The mAb guideline's overall aim is to lay down general principles for nonclinical and clinical studies on any potential differences
between a biosimilar mAb and a reference mAb and how much these differences may amount to a dissimilarity between the two
products. The guideline recommends a step-wise approach, with both in vitro and in vivo studies being conducted on a case-by-case basis. For example, comparative in vitro studies would be conducted first to assess differences in binding or function, with the necessity for additional steps involving
in vivo work being determined by the need for additional information.
Extrapolation of clinical efficacy and safety data to other indications of the biosimilar, based on the overall evidence from
the comparability exercise, would be acceptable, according to the guideline.
In its draft guideline on quality of biosimilars, EMA states that, "it is not expected that all quality attributes (between
the biosimilar and the reference product) will be identical and minor differences may be acceptable, if appropriately justified"
(2). In the mAb guideline, the agency points out that assays have been developed in recent years allowing more in-depth characterization
of complex proteins both at the physicochemical and functional levels. These assays have enabled more effective assessment
of minor quality differences in manufacturing processes for mAbs. Nonetheless, EMA warns that "in the current state of knowledge
it may be difficult to interpret the relevance of minor quality differences" when comparing a biosimilar with a reference
mAb (1) .
Regulators expect that during the postauthorization pharmacovigilance stage, unpredicted adverse results from differences
in manufacturing process could be detected.
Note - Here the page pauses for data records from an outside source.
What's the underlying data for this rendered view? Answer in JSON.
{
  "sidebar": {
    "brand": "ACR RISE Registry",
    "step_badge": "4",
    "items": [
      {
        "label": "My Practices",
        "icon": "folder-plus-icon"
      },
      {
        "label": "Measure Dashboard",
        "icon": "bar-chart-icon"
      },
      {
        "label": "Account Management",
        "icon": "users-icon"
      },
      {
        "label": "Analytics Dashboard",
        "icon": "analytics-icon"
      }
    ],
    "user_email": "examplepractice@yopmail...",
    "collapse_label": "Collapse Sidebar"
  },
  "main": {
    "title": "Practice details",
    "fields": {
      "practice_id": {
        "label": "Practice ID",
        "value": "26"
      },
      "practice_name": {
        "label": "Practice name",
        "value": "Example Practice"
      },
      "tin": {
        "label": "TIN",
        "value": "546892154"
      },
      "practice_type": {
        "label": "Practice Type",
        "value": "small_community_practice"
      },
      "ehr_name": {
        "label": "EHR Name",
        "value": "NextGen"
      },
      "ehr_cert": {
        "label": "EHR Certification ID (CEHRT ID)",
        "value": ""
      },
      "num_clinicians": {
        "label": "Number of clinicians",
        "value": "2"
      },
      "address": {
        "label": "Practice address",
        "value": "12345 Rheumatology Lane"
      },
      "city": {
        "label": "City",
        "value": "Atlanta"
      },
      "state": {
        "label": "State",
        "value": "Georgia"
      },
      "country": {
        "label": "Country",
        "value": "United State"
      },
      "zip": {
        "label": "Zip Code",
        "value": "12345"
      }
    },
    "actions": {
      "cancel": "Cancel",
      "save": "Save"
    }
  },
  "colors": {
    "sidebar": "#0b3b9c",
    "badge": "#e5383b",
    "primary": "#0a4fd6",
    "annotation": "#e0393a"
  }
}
Incorrect extrapolations from nonclinical or clinical data during comparability
assessments could also be revealed.
The EU's pharmacovigilance legislation, approved in 2010, simplifies reporting of adverse drug reactions and the submission
of periodic safety update reports (PSURs), data from both of which will be held centrally.
Postauthorization safety and efficacy studies can be requested from drug-licence holders by the authorities. Applicants for
marketing approvals of medicines will have to submit postauthorization risk-management plans.
For biosimilars, particularly mAbs, pharmacovigilance requirements will be tougher than for conventional medicines. "The pharmacovigilance
system is an essential part of monitoring biosimilars after approval," says Morrison. "[The legislation] provides for additional
monitoring for biological products, including biosimilars."
The mAb guideline states that applicants for marketing authorization of their mAbs or other biosimilars will have to provide
a "comprehensive concept" of how further postauthorization safety studies will be carried out. The safety plan will cover
safety claims based on extrapolations of efficacy and safety data during the comparability exercise and occurrences of rare
and particularly serious adverse effects. In addition, because adverse reactions to biosimilars could be due to defects in
manufacturing processes, the products should be clearly identifiable by name and batch number, according to the mAb guideline.